(Task item): Your answer should be the records, restated word for word.

Collected data:
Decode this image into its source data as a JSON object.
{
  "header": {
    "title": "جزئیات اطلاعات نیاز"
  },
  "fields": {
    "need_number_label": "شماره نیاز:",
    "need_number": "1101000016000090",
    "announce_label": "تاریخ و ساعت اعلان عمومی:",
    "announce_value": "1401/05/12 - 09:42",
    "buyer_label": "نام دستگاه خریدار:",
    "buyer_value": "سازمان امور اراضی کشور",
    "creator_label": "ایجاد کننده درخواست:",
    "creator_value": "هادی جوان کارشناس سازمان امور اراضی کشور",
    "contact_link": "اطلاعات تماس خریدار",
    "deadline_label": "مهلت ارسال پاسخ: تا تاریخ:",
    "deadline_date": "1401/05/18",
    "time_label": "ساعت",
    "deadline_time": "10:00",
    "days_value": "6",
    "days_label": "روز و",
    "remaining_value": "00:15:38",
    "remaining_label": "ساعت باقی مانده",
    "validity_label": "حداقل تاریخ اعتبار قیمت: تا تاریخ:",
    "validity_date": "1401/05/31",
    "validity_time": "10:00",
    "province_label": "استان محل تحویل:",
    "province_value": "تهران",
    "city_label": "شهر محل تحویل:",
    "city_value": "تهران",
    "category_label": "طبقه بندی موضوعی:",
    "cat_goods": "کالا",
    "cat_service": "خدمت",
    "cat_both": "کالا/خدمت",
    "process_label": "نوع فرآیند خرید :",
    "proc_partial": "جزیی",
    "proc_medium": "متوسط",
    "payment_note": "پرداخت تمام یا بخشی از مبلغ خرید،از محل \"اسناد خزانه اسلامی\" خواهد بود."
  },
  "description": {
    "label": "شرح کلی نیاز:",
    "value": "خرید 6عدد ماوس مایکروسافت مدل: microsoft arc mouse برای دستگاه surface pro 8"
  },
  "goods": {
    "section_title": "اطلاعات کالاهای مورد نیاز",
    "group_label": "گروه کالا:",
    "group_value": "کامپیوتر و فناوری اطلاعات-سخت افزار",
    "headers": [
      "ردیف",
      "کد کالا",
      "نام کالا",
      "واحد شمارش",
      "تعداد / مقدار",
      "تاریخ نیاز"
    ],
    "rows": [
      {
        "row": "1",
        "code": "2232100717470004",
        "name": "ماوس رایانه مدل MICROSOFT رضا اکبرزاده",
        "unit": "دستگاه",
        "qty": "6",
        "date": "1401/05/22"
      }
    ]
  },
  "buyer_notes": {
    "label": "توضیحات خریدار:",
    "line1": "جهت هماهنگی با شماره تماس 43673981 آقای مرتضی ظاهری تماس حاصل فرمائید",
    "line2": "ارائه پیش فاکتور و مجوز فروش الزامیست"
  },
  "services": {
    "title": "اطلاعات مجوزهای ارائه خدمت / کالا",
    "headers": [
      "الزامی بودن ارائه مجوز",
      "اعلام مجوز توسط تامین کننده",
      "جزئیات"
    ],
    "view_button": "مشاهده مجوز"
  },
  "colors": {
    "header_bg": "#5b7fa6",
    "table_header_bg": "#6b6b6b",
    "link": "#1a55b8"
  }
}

(Result of the exercise):
Decode this image into its source data as a JSON object.
{
  "header": {
    "title": "جزئیات اطلاعات نیاز"
  },
  "fields": {
    "need_number_label": "شماره نیاز:",
    "need_number": "1101000016000090",
    "announce_label": "تاریخ و ساعت اعلان عمومی:",
    "announce_value": "1401/05/12 - 09:42",
    "buyer_label": "نام دستگاه خریدار:",
    "buyer_value": "سازمان امور اراضی کشور",
    "creator_label": "ایجاد کننده درخواست:",
    "creator_value": "هادی جوان کارشناس سازمان امور اراضی کشور",
    "contact_link": "اطلاعات تماس خریدار",
    "deadline_label": "مهلت ارسال پاسخ: تا تاریخ:",
    "deadline_date": "1401/05/18",
    "time_label": "ساعت",
    "deadline_time": "10:00",
    "days_value": "6",
    "days_label": "روز و",
    "remaining_value": "00:15:38",
    "remaining_label": "ساعت باقی مانده",
    "validity_label": "حداقل تاریخ اعتبار قیمت: تا تاریخ:",
    "validity_date": "1401/05/31",
    "validity_time": "10:00",
    "province_label": "استان محل تحویل:",
    "province_value": "تهران",
    "city_label": "شهر محل تحویل:",
    "city_value": "تهران",
    "category_label": "طبقه بندی موضوعی:",
    "cat_goods": "کالا",
    "cat_service": "خدمت",
    "cat_both": "کالا/خدمت",
    "process_label": "نوع فرآیند خرید :",
    "proc_partial": "جزیی",
    "proc_medium": "متوسط",
    "payment_note": "پرداخت تمام یا بخشی از مبلغ خرید،از محل \"اسناد خزانه اسلامی\" خواهد بود."
  },
  "description": {
    "label": "شرح کلی نیاز:",
    "value": "خرید 6عدد ماوس مایکروسافت مدل: microsoft arc mouse برای دستگاه surface pro 8"
  },
  "goods": {
    "section_title": "اطلاعات کالاهای مورد نیاز",
    "group_label": "گروه کالا:",
    "group_value": "کامپیوتر و فناوری اطلاعات-سخت افزار",
    "headers": [
      "ردیف",
      "کد کالا",
      "نام کالا",
      "واحد شمارش",
      "تعداد / مقدار",
      "تاریخ نیاز"
    ],
    "rows": [
      {
        "row": "1",
        "code": "2232100717470004",
        "name": "ماوس رایانه مدل MICROSOFT رضا اکبرزاده",
        "unit": "دستگاه",
        "qty": "6",
        "date": "1401/05/22"
      }
    ]
  },
  "buyer_notes": {
    "label": "توضیحات خریدار:",
    "line1": "جهت هماهنگی با شماره تماس 43673981 آقای مرتضی ظاهری تماس حاصل فرمائید",
    "line2": "ارائه پیش فاکتور و مجوز فروش الزامیست"
  },
  "services": {
    "title": "اطلاعات مجوزهای ارائه خدمت / کالا",
    "headers": [
      "الزامی بودن ارائه مجوز",
      "اعلام مجوز توسط تامین کننده",
      "جزئیات"
    ],
    "view_button": "مشاهده مجوز"
  },
  "colors": {
    "header_bg": "#5b7fa6",
    "table_header_bg": "#6b6b6b",
    "link": "#1a55b8"
  }
}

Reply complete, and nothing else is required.